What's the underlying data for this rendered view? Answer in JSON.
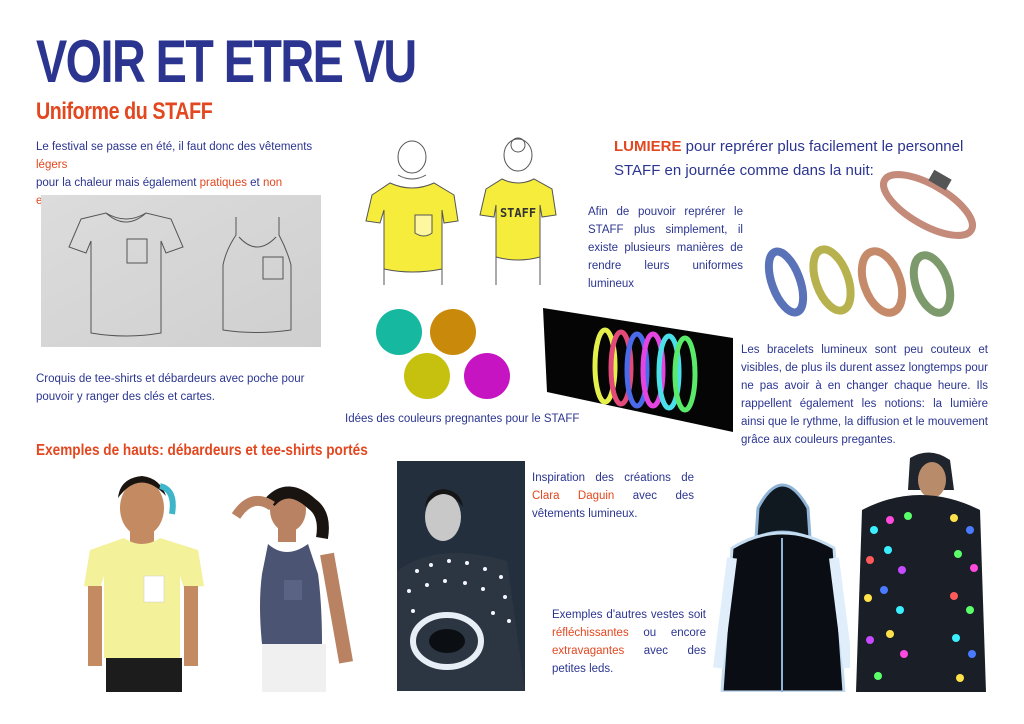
{
  "title": "VOIR ET ETRE VU",
  "subtitle": "Uniforme du STAFF",
  "intro": {
    "line1_before": "Le festival se passe en été, il faut donc des vêtements ",
    "word_legers": "légers",
    "line2_before": "pour la chaleur mais également ",
    "word_pratiques": "pratiques",
    "word_et": " et ",
    "word_non_encombrants": "non encombrants",
    "period": "."
  },
  "sketch_caption": "Croquis de tee-shirts et débardeurs avec poche pour pouvoir y ranger des clés et cartes.",
  "staff_print": "STAFF",
  "colors_caption": "Idées des couleurs pregnantes pour le STAFF",
  "palette": [
    "#16b8a0",
    "#c98a0c",
    "#c6c00e",
    "#c614c2"
  ],
  "examples_heading": "Exemples de hauts: débardeurs et tee-shirts portés",
  "lumiere": {
    "word": "LUMIERE",
    "rest": " pour reprérer plus facilement le personnel STAFF en journée comme dans la nuit:"
  },
  "find_staff_text": "Afin de pouvoir reprérer le STAFF plus simplement, il existe plusieurs manières de rendre leurs uniformes lumineux",
  "bracelets_text": "Les bracelets lumineux sont peu couteux et visibles, de plus ils durent assez longtemps pour ne pas avoir à en changer chaque heure. Ils rappellent également les notions: la lumière ainsi que le rythme, la diffusion et le mouvement grâce aux couleurs pregantes.",
  "inspiration": {
    "before": "Inspiration des créations de ",
    "name": "Clara Daguin",
    "after": " avec des vêtements lumineux."
  },
  "jackets": {
    "before": "Exemples d'autres vestes soit ",
    "word1": "réfléchissantes",
    "middle": " ou encore ",
    "word2": "extravagantes",
    "after": " avec des petites leds."
  }
}
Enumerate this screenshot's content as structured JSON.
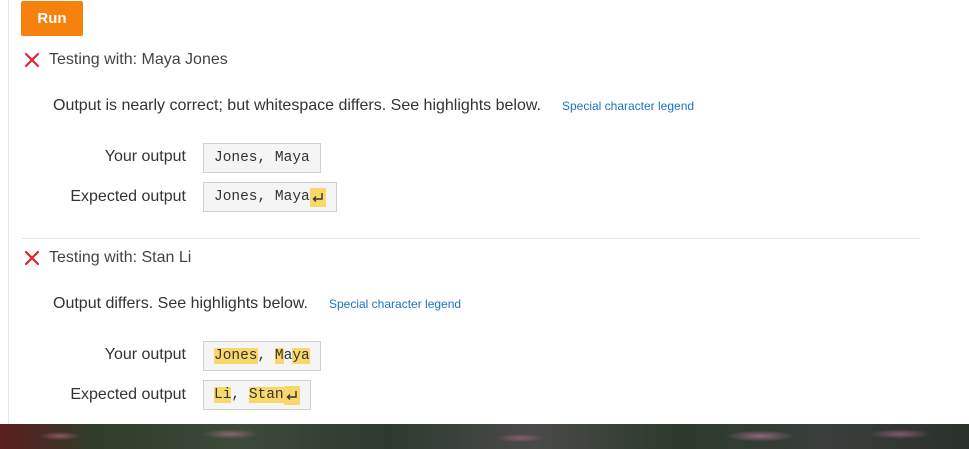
{
  "toolbar": {
    "run_label": "Run"
  },
  "tests": [
    {
      "header": "Testing with: Maya Jones",
      "message": "Output is nearly correct; but whitespace differs. See highlights below.",
      "legend_link": "Special character legend",
      "your_output_label": "Your output",
      "your_output": "Jones, Maya",
      "expected_output_label": "Expected output",
      "expected_output": "Jones, Maya"
    },
    {
      "header": "Testing with: Stan Li",
      "message": "Output differs. See highlights below.",
      "legend_link": "Special character legend",
      "your_output_label": "Your output",
      "your_output_parts": [
        "Jones",
        ", ",
        "M",
        "a",
        "ya"
      ],
      "expected_output_label": "Expected output",
      "expected_output_parts": [
        "Li",
        ", ",
        "Stan"
      ]
    }
  ],
  "colors": {
    "accent": "#f6820d",
    "fail_icon": "#e0242f",
    "highlight": "#f8d86a",
    "link": "#1a73c9"
  },
  "icons": {
    "fail": "close-x-icon",
    "newline": "return-arrow-icon"
  }
}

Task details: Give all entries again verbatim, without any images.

Solution for this exercise:
What's the underlying data for this rendered view? Answer in JSON.
{
  "title": "VOIR ET ETRE VU",
  "subtitle": "Uniforme du STAFF",
  "intro": {
    "line1_before": "Le festival se passe en été, il faut donc des vêtements ",
    "word_legers": "légers",
    "line2_before": "pour la chaleur mais également ",
    "word_pratiques": "pratiques",
    "word_et": " et ",
    "word_non_encombrants": "non encombrants",
    "period": "."
  },
  "sketch_caption": "Croquis de tee-shirts et débardeurs avec poche pour pouvoir y ranger des clés et cartes.",
  "staff_print": "STAFF",
  "colors_caption": "Idées des couleurs pregnantes pour le STAFF",
  "palette": [
    "#16b8a0",
    "#c98a0c",
    "#c6c00e",
    "#c614c2"
  ],
  "examples_heading": "Exemples de hauts: débardeurs et tee-shirts portés",
  "lumiere": {
    "word": "LUMIERE",
    "rest": " pour reprérer plus facilement le personnel STAFF en journée comme dans la nuit:"
  },
  "find_staff_text": "Afin de pouvoir reprérer le STAFF plus simplement, il existe plusieurs manières de rendre leurs uniformes lumineux",
  "bracelets_text": "Les bracelets lumineux sont peu couteux et visibles, de plus ils durent assez longtemps pour ne pas avoir à en changer chaque heure. Ils rappellent également les notions: la lumière ainsi que le rythme, la diffusion et le mouvement grâce aux couleurs pregantes.",
  "inspiration": {
    "before": "Inspiration des créations de ",
    "name": "Clara Daguin",
    "after": " avec des vêtements lumineux."
  },
  "jackets": {
    "before": "Exemples d'autres vestes soit ",
    "word1": "réfléchissantes",
    "middle": " ou encore ",
    "word2": "extravagantes",
    "after": " avec des petites leds."
  }
}
Enumerate this screenshot's content as structured JSON.
{
  "toolbar": {
    "run_label": "Run"
  },
  "tests": [
    {
      "header": "Testing with: Maya Jones",
      "message": "Output is nearly correct; but whitespace differs. See highlights below.",
      "legend_link": "Special character legend",
      "your_output_label": "Your output",
      "your_output": "Jones, Maya",
      "expected_output_label": "Expected output",
      "expected_output": "Jones, Maya"
    },
    {
      "header": "Testing with: Stan Li",
      "message": "Output differs. See highlights below.",
      "legend_link": "Special character legend",
      "your_output_label": "Your output",
      "your_output_parts": [
        "Jones",
        ", ",
        "M",
        "a",
        "ya"
      ],
      "expected_output_label": "Expected output",
      "expected_output_parts": [
        "Li",
        ", ",
        "Stan"
      ]
    }
  ],
  "colors": {
    "accent": "#f6820d",
    "fail_icon": "#e0242f",
    "highlight": "#f8d86a",
    "link": "#1a73c9"
  },
  "icons": {
    "fail": "close-x-icon",
    "newline": "return-arrow-icon"
  }
}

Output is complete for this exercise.